Conservative coalition. With Maxime Bernier as a strong Quebec lieutenant, and a strong provincial conservative party in every province from Ontario to Alberta, he could build a 21st century Conservative coalition, one based on effective and hands-on economic management, aggressive immigrant recruitment and integration, and free of either a parochial or a Poujadiste tinge.
The Liberals need to continue to struggle against their twin vices—arrogance and complacency—to remain successful. Their recidivism is, however, legendary. It will remain the main task of every leader to fight their slow slide into entitledness about their entitlement. But they can always be assured of a progressive left from which to snatch and re-package their policy agenda indefinitely.
For the NDP—or at least those who do not see their party as a secular monastery and want to win power— the challenge is perhaps the hardest of all. On the one hand, they must resist the eternal temptation to “movementitis.” A political party is not a movement, it’s a coalition of many clans, with shared values knitted carefully into a sustainable political quilt, one with sufficient and broad appeal to win. On the other hand, the 21st century risks ripping asunder the class alliance among farmers, industrial, commercial and public sector workers. There is not an obvious solidarity between a BC Hydro engineer with an indexed pension, a commitment to building large power plants and a six-figure salary and the woman who serves him coffee each morning at Tim’s. The clash of values between what American social commentator Joan Williams dubs starkly “The White Working Class” and the start-up green tech millennial, even if today their standards of living are not that far apart, is deepening. Building bridges between the two has always been a challenge for social democrats. It is an even tougher challenge today.
Finally, New Democrats need to elect a new Jack Layton. Parties that are coalitions for power only can thrive without iconic leaders. Parties of both principle and power must be led by political masters. They must mediate tough internal divisions. They have to lean against the ‘movement’ builders without pushing them out of the tent, and they need to appeal to enough outside the tribe of true believers to build a winning coalition. Not easy.
J. S. Woodsworth built the bridge between farm and labour brilliantly, his successor not so much. Tommy Douglas did it as premier, at the national level less well. David Lewis did it during the party’s hardest years, the height of the Cold War, as what we would call the party’s national director, battling Liberal-allied Communists, and Trostskyites.

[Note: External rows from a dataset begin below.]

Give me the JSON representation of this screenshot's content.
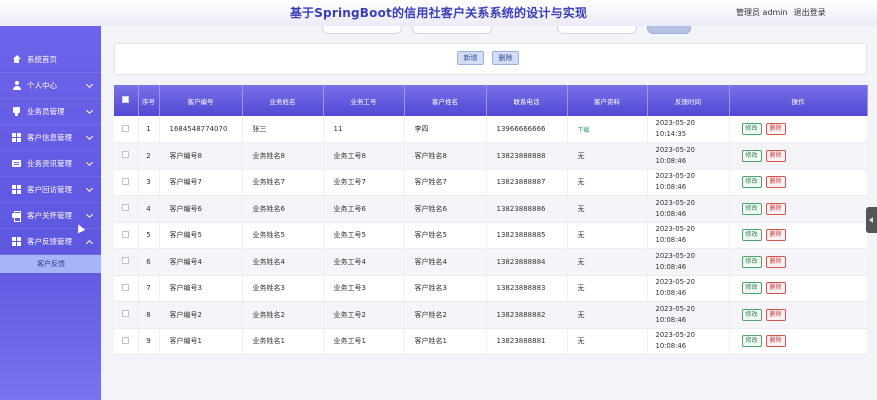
{
  "header": {
    "title": "基于SpringBoot的信用社客户关系系统的设计与实现",
    "user_label": "管理员 admin",
    "logout_label": "退出登录"
  },
  "sidebar": {
    "items": [
      {
        "label": "系统首页",
        "icon": "home-icon"
      },
      {
        "label": "个人中心",
        "icon": "user-icon"
      },
      {
        "label": "业务员管理",
        "icon": "badge-icon"
      },
      {
        "label": "客户信息管理",
        "icon": "grid-icon"
      },
      {
        "label": "业务资讯管理",
        "icon": "news-icon"
      },
      {
        "label": "客户回访管理",
        "icon": "grid-icon"
      },
      {
        "label": "客户关怀管理",
        "icon": "printer-icon"
      },
      {
        "label": "客户反馈管理",
        "icon": "grid-icon"
      }
    ],
    "submenu_label": "客户反馈"
  },
  "toolbar": {
    "add_label": "新增",
    "delete_label": "删除"
  },
  "table": {
    "headers": [
      "",
      "序号",
      "客户编号",
      "业务姓名",
      "业务工号",
      "客户姓名",
      "联系电话",
      "客户资料",
      "反馈时间",
      "操作"
    ],
    "rows": [
      {
        "no": "1",
        "cust_no": "1684548774070",
        "biz_name": "张三",
        "biz_id": "11",
        "cust_name": "李四",
        "phone": "13966666666",
        "doc": "下载",
        "time": "2023-05-20 10:14:35"
      },
      {
        "no": "2",
        "cust_no": "客户编号8",
        "biz_name": "业务姓名8",
        "biz_id": "业务工号8",
        "cust_name": "客户姓名8",
        "phone": "13823888888",
        "doc": "无",
        "time": "2023-05-20 10:08:46"
      },
      {
        "no": "3",
        "cust_no": "客户编号7",
        "biz_name": "业务姓名7",
        "biz_id": "业务工号7",
        "cust_name": "客户姓名7",
        "phone": "13823888887",
        "doc": "无",
        "time": "2023-05-20 10:08:46"
      },
      {
        "no": "4",
        "cust_no": "客户编号6",
        "biz_name": "业务姓名6",
        "biz_id": "业务工号6",
        "cust_name": "客户姓名6",
        "phone": "13823888886",
        "doc": "无",
        "time": "2023-05-20 10:08:46"
      },
      {
        "no": "5",
        "cust_no": "客户编号5",
        "biz_name": "业务姓名5",
        "biz_id": "业务工号5",
        "cust_name": "客户姓名5",
        "phone": "13823888885",
        "doc": "无",
        "time": "2023-05-20 10:08:46"
      },
      {
        "no": "6",
        "cust_no": "客户编号4",
        "biz_name": "业务姓名4",
        "biz_id": "业务工号4",
        "cust_name": "客户姓名4",
        "phone": "13823888884",
        "doc": "无",
        "time": "2023-05-20 10:08:46"
      },
      {
        "no": "7",
        "cust_no": "客户编号3",
        "biz_name": "业务姓名3",
        "biz_id": "业务工号3",
        "cust_name": "客户姓名3",
        "phone": "13823888883",
        "doc": "无",
        "time": "2023-05-20 10:08:46"
      },
      {
        "no": "8",
        "cust_no": "客户编号2",
        "biz_name": "业务姓名2",
        "biz_id": "业务工号2",
        "cust_name": "客户姓名2",
        "phone": "13823888882",
        "doc": "无",
        "time": "2023-05-20 10:08:46"
      },
      {
        "no": "9",
        "cust_no": "客户编号1",
        "biz_name": "业务姓名1",
        "biz_id": "业务工号1",
        "cust_name": "客户姓名1",
        "phone": "13823888881",
        "doc": "无",
        "time": "2023-05-20 10:08:46"
      }
    ],
    "edit_label": "修改",
    "delete_label": "删除"
  },
  "colors": {
    "sidebar": "#6a62e8",
    "header_title": "#3a3fb8",
    "table_header": "#5a50dc",
    "download_link": "#2f9f5a",
    "edit_button": "#2f7f4d",
    "delete_button": "#c23a3a"
  }
}
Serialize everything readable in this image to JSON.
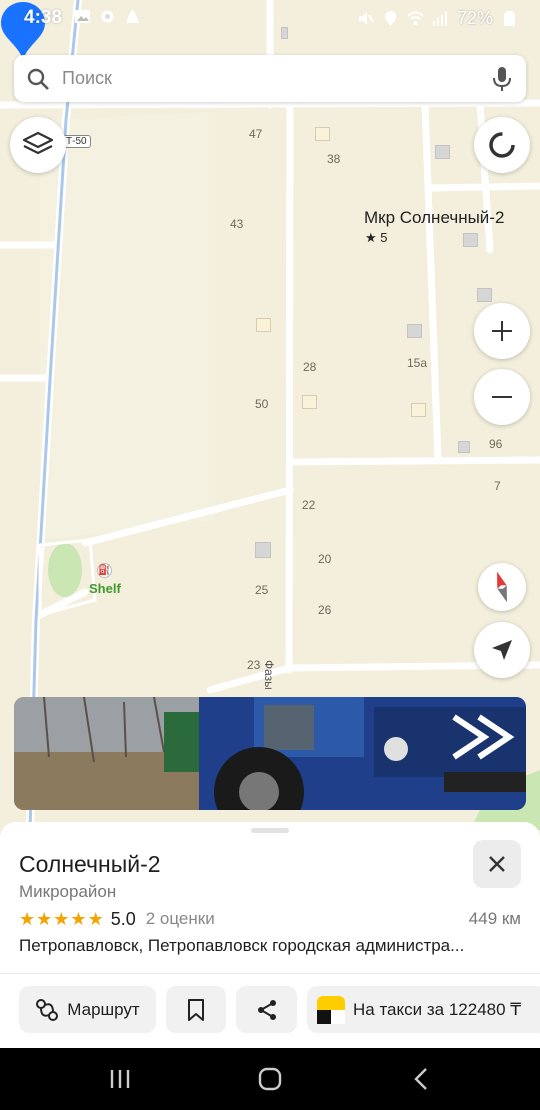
{
  "status_bar": {
    "time": "4:38",
    "battery": "72%"
  },
  "search": {
    "placeholder": "Поиск"
  },
  "map": {
    "pin_name": "Мкр Солнечный-2",
    "pin_rating": "★ 5",
    "poi_name": "Shelf",
    "road_name": "Фазы",
    "road_badge": "Т-50",
    "house_numbers": [
      "47",
      "38",
      "43",
      "28",
      "15а",
      "50",
      "96",
      "7",
      "22",
      "20",
      "25",
      "26",
      "23"
    ],
    "accent_color": "#1a73ff"
  },
  "place": {
    "title": "Солнечный-2",
    "category": "Микрорайон",
    "rating": "5.0",
    "rating_count": "2 оценки",
    "distance": "449 км",
    "address": "Петропавловск, Петропавловск городская администра..."
  },
  "actions": {
    "route_label": "Маршрут",
    "taxi_label": "На такси за 122480 ₸"
  }
}
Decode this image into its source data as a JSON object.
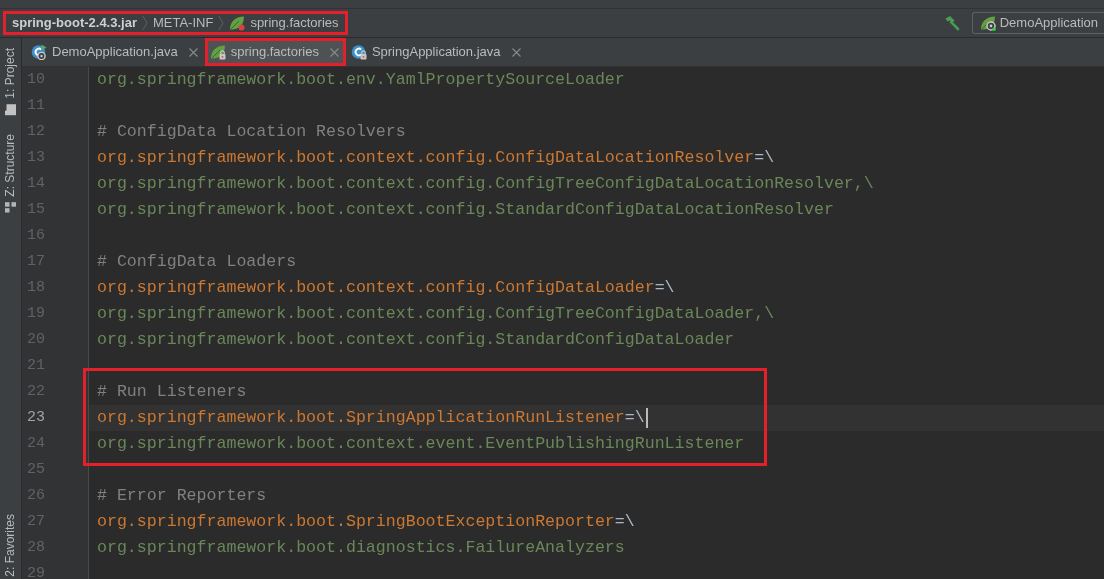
{
  "navigation_bar": {
    "outlined": true,
    "breadcrumbs": [
      {
        "label": "spring-boot-2.4.3.jar",
        "kind": "archive"
      },
      {
        "label": "META-INF",
        "kind": "folder"
      },
      {
        "label": "spring.factories",
        "kind": "spring-file"
      }
    ]
  },
  "toolbar": {
    "run_configuration": "DemoApplication"
  },
  "tool_window_bar": {
    "top": [
      {
        "label": "1: Project",
        "kind": "project"
      },
      {
        "label": "Z: Structure",
        "kind": "structure"
      }
    ],
    "bottom": [
      {
        "label": "2: Favorites"
      }
    ]
  },
  "tabs": [
    {
      "label": "DemoApplication.java",
      "kind": "spring-app",
      "selected": false,
      "outlined": false
    },
    {
      "label": "spring.factories",
      "kind": "spring-file-locked",
      "selected": true,
      "outlined": true
    },
    {
      "label": "SpringApplication.java",
      "kind": "class-locked",
      "selected": false,
      "outlined": false
    }
  ],
  "editor": {
    "lines": [
      {
        "number": "10",
        "kind": "value",
        "text": "org.springframework.boot.env.YamlPropertySourceLoader",
        "current": false,
        "outlined": false
      },
      {
        "number": "11",
        "kind": "blank",
        "current": false,
        "outlined": false
      },
      {
        "number": "12",
        "kind": "comment",
        "text": "# ConfigData Location Resolvers",
        "current": false,
        "outlined": false
      },
      {
        "number": "13",
        "kind": "key",
        "text": "org.springframework.boot.context.config.ConfigDataLocationResolver",
        "separator": "=\\",
        "current": false,
        "outlined": false
      },
      {
        "number": "14",
        "kind": "value",
        "text": "org.springframework.boot.context.config.ConfigTreeConfigDataLocationResolver,\\",
        "current": false,
        "outlined": false
      },
      {
        "number": "15",
        "kind": "value",
        "text": "org.springframework.boot.context.config.StandardConfigDataLocationResolver",
        "current": false,
        "outlined": false
      },
      {
        "number": "16",
        "kind": "blank",
        "current": false,
        "outlined": false
      },
      {
        "number": "17",
        "kind": "comment",
        "text": "# ConfigData Loaders",
        "current": false,
        "outlined": false
      },
      {
        "number": "18",
        "kind": "key",
        "text": "org.springframework.boot.context.config.ConfigDataLoader",
        "separator": "=\\",
        "current": false,
        "outlined": false
      },
      {
        "number": "19",
        "kind": "value",
        "text": "org.springframework.boot.context.config.ConfigTreeConfigDataLoader,\\",
        "current": false,
        "outlined": false
      },
      {
        "number": "20",
        "kind": "value",
        "text": "org.springframework.boot.context.config.StandardConfigDataLoader",
        "current": false,
        "outlined": false
      },
      {
        "number": "21",
        "kind": "blank",
        "current": false,
        "outlined": false
      },
      {
        "number": "22",
        "kind": "comment",
        "text": "# Run Listeners",
        "current": false,
        "outlined": true
      },
      {
        "number": "23",
        "kind": "key",
        "text": "org.springframework.boot.SpringApplicationRunListener",
        "separator": "=\\",
        "current": true,
        "outlined": true
      },
      {
        "number": "24",
        "kind": "value",
        "text": "org.springframework.boot.context.event.EventPublishingRunListener",
        "current": false,
        "outlined": true
      },
      {
        "number": "25",
        "kind": "blank",
        "current": false,
        "outlined": false
      },
      {
        "number": "26",
        "kind": "comment",
        "text": "# Error Reporters",
        "current": false,
        "outlined": false
      },
      {
        "number": "27",
        "kind": "key",
        "text": "org.springframework.boot.SpringBootExceptionReporter",
        "separator": "=\\",
        "current": false,
        "outlined": false
      },
      {
        "number": "28",
        "kind": "value",
        "text": "org.springframework.boot.diagnostics.FailureAnalyzers",
        "current": false,
        "outlined": false
      },
      {
        "number": "29",
        "kind": "blank",
        "current": false,
        "outlined": false
      }
    ]
  }
}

He served with greater frustration later as leader. Ed Broadbent was the party’s first modern leader, with the ideal pedigree for a successful social democratic leader—an irreverent intellectual with working-class roots. His successors each stumbled.
It was Jack Layton who demonstrated that a new future was possible, rebuilding a shattered party, then a “best in class” campaign team, then romping painfully close to victory out of Quebec. Then the cycle repeated itself with his successor stumbling badly.
The Liberals need to continue to struggle against their twin vices— arrogance and complacency —to remain successful. Their recidivism is, however, legendary.
So, if you believe that history does foretell, the party will choose its next iconic leader in October. That figure will fashion the 21st century version of the farmer-labour coalition. Their new coalition will win the trust and credibility to not only conceive, but to win the mandate to execute, a vision for a progressive new Canada.
Or, if not, maybe they’ll just help the Liberals finally implement the national daycare plan they stole from Jack Layton.
David Lewis and Tommy Douglas at the founding convention of the NDP in 1961.
CCF Leader J.S. Woodsworth at the time of his election to Parliament from Winnipeg North Centre in 1921.
Jack Layton and Ed Broadbent at a 2008 campaign rally in Toronto.